Work to be completed — Pull each line holding "Accept" out of the entries below.

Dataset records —
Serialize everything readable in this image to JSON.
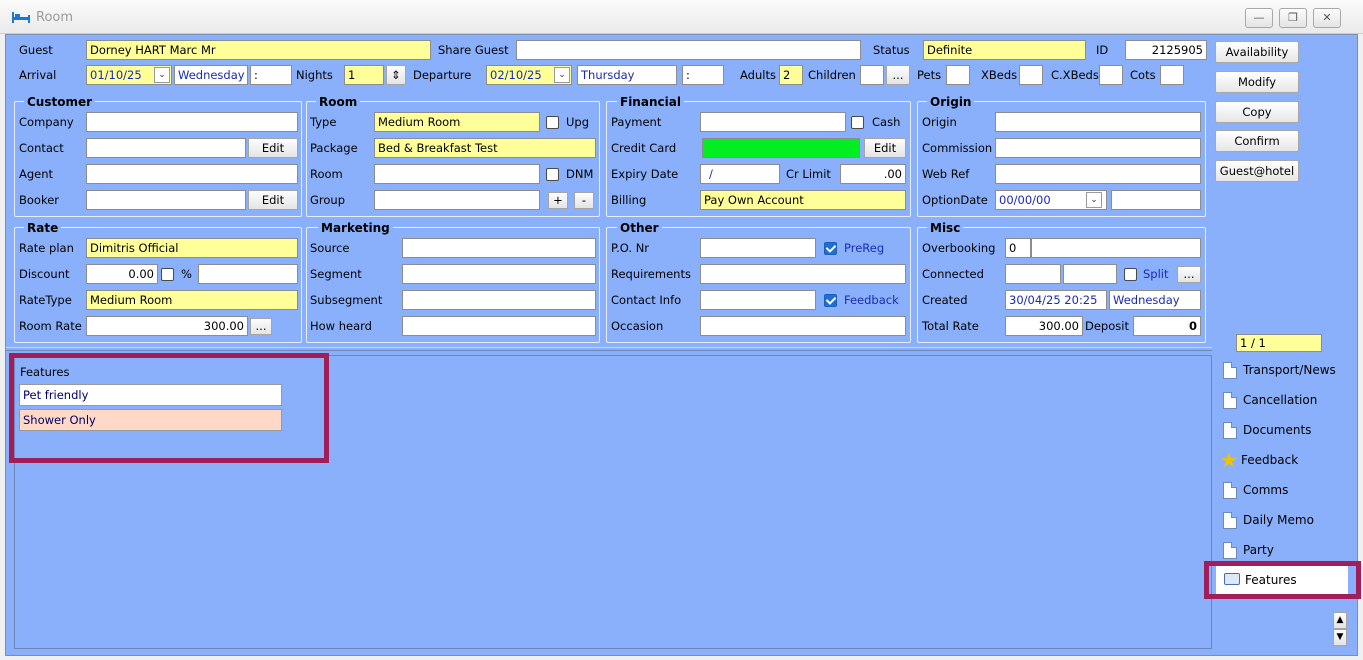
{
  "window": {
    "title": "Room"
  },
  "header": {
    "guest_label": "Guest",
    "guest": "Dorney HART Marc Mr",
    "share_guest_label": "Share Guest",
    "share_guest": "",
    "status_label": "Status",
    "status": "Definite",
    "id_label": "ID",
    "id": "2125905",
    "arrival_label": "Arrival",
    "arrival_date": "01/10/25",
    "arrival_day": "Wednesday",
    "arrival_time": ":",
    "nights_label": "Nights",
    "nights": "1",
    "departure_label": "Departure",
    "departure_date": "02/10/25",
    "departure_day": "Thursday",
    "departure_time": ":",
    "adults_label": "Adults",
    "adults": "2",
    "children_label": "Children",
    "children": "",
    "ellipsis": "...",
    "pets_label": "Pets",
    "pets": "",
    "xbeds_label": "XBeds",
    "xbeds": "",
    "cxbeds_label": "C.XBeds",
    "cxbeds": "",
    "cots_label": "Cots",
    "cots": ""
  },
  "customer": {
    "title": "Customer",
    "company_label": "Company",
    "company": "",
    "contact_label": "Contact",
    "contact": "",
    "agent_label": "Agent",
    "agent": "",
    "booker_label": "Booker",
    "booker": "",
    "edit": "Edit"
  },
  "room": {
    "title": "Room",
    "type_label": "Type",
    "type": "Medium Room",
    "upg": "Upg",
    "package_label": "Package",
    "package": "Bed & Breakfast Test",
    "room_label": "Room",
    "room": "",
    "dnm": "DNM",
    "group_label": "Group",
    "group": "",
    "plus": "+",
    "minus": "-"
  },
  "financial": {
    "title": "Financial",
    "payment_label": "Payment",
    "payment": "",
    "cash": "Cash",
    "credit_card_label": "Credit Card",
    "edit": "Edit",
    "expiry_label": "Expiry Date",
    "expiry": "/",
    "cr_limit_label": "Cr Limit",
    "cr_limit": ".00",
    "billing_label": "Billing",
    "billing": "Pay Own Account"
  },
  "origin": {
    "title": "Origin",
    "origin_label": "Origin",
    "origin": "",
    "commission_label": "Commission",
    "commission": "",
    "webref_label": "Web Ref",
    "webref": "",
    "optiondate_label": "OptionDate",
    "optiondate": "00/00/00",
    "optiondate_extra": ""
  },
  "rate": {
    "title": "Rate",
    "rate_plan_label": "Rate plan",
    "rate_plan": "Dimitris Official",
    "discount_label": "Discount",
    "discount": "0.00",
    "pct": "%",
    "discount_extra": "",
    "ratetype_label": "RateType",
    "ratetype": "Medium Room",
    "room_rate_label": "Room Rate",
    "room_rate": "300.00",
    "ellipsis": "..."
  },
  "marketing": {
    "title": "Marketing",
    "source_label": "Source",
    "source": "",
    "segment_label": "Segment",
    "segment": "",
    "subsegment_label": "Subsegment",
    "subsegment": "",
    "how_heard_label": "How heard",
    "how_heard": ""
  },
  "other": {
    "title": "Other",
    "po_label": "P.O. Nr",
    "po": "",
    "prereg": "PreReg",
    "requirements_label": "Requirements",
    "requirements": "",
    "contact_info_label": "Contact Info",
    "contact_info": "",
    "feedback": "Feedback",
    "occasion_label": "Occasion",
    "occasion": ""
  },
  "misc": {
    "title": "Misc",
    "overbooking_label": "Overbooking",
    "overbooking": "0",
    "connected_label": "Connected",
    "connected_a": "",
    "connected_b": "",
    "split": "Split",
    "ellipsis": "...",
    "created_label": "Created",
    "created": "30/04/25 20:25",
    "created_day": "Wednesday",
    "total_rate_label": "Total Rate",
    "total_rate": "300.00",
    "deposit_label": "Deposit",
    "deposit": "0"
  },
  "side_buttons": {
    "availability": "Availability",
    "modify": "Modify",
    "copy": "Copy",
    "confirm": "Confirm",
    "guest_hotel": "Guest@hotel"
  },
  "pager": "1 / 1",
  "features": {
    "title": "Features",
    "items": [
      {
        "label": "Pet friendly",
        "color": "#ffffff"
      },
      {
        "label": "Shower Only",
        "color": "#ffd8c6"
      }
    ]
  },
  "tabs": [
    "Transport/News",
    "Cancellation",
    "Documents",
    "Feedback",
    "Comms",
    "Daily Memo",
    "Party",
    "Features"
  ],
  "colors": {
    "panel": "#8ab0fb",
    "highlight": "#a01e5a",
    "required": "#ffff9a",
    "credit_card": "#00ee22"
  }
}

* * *

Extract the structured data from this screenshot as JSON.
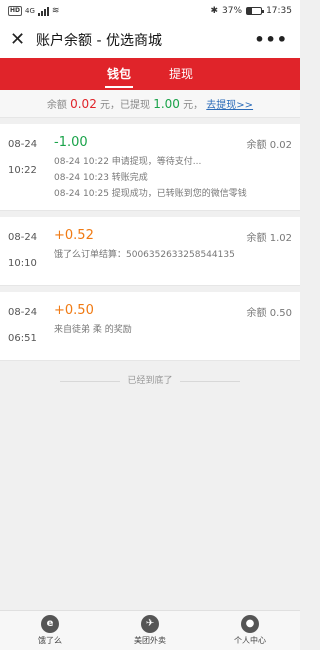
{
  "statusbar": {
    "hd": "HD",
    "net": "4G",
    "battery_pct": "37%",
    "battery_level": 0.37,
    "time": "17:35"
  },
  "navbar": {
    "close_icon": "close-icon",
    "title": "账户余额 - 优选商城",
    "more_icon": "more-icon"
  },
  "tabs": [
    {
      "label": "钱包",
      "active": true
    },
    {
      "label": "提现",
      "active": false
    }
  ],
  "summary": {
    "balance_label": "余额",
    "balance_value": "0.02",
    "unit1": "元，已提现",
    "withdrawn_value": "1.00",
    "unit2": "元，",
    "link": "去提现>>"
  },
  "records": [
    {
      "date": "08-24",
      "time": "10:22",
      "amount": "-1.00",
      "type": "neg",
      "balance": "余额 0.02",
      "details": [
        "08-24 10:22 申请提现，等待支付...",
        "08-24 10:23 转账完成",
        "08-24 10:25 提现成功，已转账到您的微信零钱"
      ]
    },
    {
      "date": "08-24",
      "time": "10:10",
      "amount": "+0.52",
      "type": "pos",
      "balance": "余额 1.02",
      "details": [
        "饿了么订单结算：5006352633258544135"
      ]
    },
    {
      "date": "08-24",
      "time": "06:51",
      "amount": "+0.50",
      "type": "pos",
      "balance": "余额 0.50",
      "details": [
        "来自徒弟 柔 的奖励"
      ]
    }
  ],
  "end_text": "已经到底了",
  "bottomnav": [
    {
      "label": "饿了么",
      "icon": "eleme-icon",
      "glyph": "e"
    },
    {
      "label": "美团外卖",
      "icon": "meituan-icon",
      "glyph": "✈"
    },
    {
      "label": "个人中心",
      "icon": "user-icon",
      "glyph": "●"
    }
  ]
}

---

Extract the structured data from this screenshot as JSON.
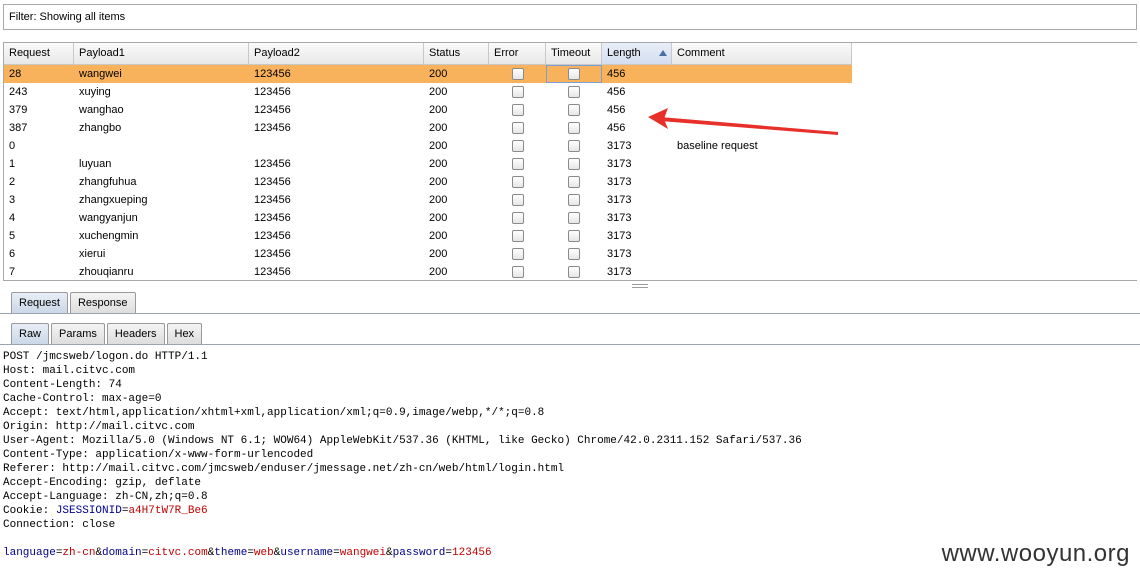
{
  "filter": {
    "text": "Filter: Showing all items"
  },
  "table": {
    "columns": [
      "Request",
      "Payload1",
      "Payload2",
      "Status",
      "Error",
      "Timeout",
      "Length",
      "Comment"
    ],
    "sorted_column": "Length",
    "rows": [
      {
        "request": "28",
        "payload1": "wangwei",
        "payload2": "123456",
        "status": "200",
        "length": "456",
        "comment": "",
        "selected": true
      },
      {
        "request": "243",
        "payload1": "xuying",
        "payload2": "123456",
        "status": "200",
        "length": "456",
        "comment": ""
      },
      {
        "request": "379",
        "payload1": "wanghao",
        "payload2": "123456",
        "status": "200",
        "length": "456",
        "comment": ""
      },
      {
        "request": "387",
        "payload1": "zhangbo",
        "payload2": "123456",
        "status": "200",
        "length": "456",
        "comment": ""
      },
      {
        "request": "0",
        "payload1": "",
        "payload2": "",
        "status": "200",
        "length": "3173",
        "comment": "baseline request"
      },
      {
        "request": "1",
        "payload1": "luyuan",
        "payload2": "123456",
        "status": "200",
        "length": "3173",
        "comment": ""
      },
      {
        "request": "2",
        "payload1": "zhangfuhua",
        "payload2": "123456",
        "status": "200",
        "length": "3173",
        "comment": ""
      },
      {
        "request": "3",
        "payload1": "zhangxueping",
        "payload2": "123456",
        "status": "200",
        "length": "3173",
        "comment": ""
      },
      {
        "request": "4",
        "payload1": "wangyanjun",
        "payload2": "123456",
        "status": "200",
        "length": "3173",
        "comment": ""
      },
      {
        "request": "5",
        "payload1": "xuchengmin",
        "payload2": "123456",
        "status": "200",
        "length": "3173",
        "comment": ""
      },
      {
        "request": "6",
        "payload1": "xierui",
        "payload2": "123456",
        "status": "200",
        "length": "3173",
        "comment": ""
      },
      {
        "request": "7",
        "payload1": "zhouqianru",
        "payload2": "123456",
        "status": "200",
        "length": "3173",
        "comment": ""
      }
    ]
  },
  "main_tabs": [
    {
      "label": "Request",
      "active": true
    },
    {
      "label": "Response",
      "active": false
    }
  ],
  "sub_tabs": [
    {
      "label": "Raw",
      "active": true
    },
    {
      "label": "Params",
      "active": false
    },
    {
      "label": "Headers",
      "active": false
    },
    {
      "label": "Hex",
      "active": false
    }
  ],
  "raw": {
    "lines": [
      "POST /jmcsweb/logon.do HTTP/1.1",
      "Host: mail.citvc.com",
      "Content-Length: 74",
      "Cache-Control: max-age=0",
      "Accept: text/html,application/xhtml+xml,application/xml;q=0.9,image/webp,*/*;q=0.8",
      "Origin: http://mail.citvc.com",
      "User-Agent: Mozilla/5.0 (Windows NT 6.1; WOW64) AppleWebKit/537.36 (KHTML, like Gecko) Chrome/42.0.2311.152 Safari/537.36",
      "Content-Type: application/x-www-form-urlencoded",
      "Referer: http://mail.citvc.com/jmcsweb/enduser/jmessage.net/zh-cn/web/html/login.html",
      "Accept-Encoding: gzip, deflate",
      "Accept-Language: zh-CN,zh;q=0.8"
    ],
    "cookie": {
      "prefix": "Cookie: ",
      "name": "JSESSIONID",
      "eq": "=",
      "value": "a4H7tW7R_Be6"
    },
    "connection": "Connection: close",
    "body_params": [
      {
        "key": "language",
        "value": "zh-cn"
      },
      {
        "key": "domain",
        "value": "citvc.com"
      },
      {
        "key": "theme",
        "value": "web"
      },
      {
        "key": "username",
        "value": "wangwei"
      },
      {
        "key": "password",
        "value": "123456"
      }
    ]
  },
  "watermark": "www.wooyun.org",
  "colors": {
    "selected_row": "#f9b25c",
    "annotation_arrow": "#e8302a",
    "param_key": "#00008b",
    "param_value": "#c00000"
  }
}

Answer to the problem —
      "Accept: text/html,application/xhtml+xml,application/xml;q=0.9,image/webp,*/*;q=0.8",
      "Accept-Encoding: gzip, deflate",
      "Accept-Language: zh-CN,zh;q=0.8"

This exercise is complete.